11 APRIL 1891, Page 23

While the Journal of Philology is necessarily intended for, and

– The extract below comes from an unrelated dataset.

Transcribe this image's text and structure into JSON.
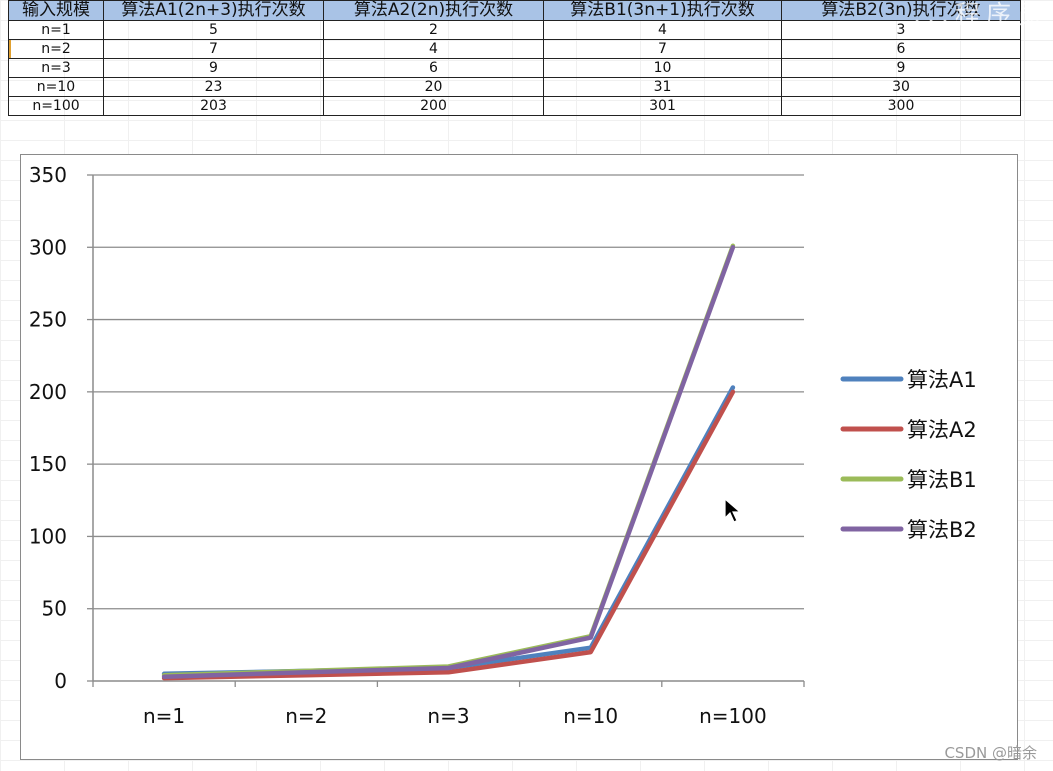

thoroughly appreciated by, a very limited circle of readers, there is almost invariably something in it which interests laymen who, having once had a genuine enthusiasm for philology, still like occasionally to sniff its aroma. Such can hardly fail to appreciate one or two things in the latest number of the Journal, and especially Mr. Haskins's paper on "Homeric Fishing-Tackle." 'The controversy, carried on with all the courtesy of Versailles, between Mr. Malden and Mr. Ridgeway as to the exaet landing- place of the Romans when they invaded England, is of even more general interest.